-The Uganda Ministry of Health and partners have intensified preparedness and response interventions following a confirmed case of Ebola Virus Disease in Tchomia health zone, near Lake Albert where the Democratic Republic of the Congo borders with Uganda.
Over 2,200 reports and questions on Ebola were received via SMS from U-Reporters. Most U-Reporters confirmed that they had heard about Ebola through radio, television, community awareness campaigns and posters.
A total of 349,811 individuals (186,536 female; 163,275 male) were reached with risk communication and hygiene promotion messages on Ebola prevention and control.
Over 1 million refugees have been biometrically verified in an exercise that kicked off in March 2018 in an effort to improve the reliability of refugee data.
Sixty per cent of the over 1.5 million refugees in Uganda are children who are in urgent need of basic services to keep them alive and thriving, safe and learning.
The 2018-2021 Education Response Plan for refugees and host communities, aimed at improving learning outcomes, was launched on 14 September 2018 by Uganda’s First Lady and Minister for Education and Sports, Hon. Janet Kataaha Museveni.
Situation Overview and Humanitarian Needs
Refugees: In September, Uganda received over 8,000 refugees from the Democratic Republic of the Congo (DRC) and nearly 2,000 refugees from South Sudan according to the UN Refugee Agency (UNHCR). Uganda continues to be home to over 1.5 million refugees, with over 1.1 million refugees from South Sudan, about 300,000 from the DRC, 40,000 from Burundi, and nearly 40,000 from Somalia, among other countries.

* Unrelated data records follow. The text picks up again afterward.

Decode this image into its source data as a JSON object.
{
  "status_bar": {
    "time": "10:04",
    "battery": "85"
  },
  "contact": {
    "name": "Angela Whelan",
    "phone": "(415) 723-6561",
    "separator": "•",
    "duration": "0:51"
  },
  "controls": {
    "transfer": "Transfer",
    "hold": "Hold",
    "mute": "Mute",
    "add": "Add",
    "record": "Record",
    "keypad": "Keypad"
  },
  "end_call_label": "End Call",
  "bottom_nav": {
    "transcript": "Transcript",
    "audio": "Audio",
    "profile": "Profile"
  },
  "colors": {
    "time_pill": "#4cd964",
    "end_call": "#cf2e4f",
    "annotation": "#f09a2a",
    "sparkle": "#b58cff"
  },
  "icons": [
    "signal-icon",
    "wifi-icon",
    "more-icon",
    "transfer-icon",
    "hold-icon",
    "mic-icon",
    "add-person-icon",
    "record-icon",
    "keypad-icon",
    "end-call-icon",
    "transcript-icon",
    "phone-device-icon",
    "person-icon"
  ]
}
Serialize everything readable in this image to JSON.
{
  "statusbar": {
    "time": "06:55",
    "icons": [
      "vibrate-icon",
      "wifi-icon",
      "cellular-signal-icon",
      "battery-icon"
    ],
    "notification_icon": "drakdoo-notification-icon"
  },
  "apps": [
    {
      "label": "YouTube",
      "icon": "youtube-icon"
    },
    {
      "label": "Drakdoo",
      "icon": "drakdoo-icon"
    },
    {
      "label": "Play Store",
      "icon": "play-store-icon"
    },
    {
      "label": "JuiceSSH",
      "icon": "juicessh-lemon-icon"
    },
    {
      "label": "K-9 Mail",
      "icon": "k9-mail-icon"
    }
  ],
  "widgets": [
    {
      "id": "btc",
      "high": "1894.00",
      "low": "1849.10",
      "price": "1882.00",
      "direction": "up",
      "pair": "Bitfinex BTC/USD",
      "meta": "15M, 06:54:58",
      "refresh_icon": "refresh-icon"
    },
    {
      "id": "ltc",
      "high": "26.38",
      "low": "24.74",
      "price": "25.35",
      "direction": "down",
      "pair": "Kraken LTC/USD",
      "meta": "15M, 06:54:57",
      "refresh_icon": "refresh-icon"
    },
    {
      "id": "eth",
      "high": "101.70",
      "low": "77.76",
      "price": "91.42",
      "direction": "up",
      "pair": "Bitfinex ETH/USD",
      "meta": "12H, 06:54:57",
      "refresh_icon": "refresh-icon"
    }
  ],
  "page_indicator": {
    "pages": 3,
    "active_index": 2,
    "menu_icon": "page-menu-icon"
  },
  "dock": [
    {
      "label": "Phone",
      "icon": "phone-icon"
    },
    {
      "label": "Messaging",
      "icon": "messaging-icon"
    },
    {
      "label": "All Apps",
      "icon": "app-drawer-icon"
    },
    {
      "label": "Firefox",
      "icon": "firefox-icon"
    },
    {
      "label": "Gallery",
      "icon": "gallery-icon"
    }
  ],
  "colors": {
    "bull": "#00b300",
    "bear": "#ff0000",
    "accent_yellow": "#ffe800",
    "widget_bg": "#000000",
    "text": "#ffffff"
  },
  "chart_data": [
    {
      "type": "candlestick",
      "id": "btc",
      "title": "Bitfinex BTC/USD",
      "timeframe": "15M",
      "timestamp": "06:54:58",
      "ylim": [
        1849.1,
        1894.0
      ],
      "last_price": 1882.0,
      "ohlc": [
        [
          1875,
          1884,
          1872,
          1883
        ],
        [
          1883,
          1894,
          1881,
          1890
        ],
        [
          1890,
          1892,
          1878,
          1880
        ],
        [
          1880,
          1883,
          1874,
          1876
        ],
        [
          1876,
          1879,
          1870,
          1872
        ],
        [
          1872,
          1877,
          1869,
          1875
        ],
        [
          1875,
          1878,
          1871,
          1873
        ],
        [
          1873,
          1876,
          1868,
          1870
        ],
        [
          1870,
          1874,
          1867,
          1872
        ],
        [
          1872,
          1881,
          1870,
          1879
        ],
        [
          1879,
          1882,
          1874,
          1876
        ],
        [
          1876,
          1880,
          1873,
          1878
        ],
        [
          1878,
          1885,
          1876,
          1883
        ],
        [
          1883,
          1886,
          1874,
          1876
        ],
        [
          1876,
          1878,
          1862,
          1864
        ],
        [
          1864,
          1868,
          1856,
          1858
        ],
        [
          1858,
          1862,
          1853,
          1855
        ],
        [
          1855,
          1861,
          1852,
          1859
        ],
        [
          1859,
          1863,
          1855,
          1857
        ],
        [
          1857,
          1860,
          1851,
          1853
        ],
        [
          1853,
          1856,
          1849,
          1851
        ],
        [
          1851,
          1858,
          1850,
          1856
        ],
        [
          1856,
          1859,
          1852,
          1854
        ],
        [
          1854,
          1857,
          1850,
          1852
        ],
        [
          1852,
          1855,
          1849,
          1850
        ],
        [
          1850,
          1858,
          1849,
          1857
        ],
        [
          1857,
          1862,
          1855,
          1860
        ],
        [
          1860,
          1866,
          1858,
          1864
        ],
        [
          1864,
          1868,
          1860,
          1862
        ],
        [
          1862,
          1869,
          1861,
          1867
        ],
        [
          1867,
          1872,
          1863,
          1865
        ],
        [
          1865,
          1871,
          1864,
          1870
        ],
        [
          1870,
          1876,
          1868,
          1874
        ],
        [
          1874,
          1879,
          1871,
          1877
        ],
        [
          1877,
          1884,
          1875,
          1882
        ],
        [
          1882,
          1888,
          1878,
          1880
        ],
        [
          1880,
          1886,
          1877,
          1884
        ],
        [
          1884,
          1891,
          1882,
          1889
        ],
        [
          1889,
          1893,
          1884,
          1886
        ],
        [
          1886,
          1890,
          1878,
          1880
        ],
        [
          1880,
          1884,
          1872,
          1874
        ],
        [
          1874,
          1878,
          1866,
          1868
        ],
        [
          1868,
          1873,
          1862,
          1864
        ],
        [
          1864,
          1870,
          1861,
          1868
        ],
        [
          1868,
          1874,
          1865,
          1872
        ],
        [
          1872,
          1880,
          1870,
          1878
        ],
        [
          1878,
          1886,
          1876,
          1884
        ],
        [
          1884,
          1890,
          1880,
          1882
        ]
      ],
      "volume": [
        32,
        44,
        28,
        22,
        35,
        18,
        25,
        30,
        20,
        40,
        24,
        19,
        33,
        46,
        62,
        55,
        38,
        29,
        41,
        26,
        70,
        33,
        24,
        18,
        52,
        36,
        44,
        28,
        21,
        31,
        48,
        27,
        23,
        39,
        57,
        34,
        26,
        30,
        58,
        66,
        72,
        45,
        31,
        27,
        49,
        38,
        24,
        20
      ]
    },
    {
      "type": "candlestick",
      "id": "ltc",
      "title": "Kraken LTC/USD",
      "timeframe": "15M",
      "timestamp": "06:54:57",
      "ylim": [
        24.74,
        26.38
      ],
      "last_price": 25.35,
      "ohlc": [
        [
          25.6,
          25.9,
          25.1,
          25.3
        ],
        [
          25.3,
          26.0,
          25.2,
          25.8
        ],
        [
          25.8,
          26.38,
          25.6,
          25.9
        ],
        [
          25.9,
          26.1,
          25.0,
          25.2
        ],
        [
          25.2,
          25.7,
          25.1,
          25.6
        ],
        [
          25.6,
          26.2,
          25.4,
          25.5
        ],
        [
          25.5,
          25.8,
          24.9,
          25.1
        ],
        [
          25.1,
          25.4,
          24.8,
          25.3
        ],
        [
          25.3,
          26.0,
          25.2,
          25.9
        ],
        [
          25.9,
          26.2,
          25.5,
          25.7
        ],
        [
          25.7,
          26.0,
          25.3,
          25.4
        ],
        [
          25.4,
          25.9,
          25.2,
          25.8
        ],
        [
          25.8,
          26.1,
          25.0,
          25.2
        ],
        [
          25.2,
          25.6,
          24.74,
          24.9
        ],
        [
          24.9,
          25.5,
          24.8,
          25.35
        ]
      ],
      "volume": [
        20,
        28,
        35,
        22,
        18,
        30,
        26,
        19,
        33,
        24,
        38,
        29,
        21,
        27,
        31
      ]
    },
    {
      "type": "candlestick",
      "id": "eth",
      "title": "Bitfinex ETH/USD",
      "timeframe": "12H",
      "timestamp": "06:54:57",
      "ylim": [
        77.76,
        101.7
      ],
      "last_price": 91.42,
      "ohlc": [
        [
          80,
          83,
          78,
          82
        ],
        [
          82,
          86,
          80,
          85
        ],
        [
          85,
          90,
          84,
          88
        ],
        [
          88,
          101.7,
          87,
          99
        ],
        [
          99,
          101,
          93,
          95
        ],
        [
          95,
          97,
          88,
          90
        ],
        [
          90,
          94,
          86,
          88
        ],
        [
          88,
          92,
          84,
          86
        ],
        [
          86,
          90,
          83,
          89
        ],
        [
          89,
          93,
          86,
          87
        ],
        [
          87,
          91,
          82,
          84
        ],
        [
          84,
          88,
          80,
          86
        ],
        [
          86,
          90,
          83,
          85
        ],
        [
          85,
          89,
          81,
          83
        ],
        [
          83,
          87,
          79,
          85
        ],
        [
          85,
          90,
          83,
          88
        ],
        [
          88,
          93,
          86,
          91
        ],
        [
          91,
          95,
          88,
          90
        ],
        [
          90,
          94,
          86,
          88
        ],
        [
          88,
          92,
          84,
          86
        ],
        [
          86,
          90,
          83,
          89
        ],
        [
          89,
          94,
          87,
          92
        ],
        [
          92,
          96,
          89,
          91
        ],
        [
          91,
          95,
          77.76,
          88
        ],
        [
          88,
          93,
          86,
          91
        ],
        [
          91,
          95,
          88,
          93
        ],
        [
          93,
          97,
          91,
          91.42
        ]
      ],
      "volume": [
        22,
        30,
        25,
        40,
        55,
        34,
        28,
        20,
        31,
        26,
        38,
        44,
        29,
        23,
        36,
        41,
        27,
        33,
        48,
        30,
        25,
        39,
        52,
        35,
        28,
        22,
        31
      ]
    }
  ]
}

A total of 1,011,996 refugees have so far been verified in a refugee verification exercise initiated by the Prime Minister of Uganda and the UN High Commissioner for Refugees in March 2018. The exercise is set to be completed by the end of 2018.
The First Lady and Minister for Education and Sports, Hon. Janet Kataaha Museveni launched the 2018 – 2021 Education Response Plan for Refugees and Host Communities in Uganda on 14 September 2018. The plan is aimed at ensuring improved learning outcomes amongst the increasing numbers of refugee and host community children and adolescents across Uganda. Different stakeholders including the Ministry of Education and Sports, donors, civil society organizations and United Nations agencies contributed towards the production and launch of the plan.
The REACH Initiative with Uganda’s Office of the Prime Minister (OPM) and UNHCR led a Joint Multi-Sector Needs Assessment (JMSNA) of refugees and host communities in Uganda. Findings included refugee identification for the purposes of targeted interventions and key population groups in specific areas with high levels of needs by sector and across sectors. The three regions analyzed include Midwest (Kiryandongo, Hoima), Northwest (Arua, Adjumani, Koboko, Lobule,
Moyo, Yumbe), and Southwest (Isingiro, Kamwenge, Kyegegwa).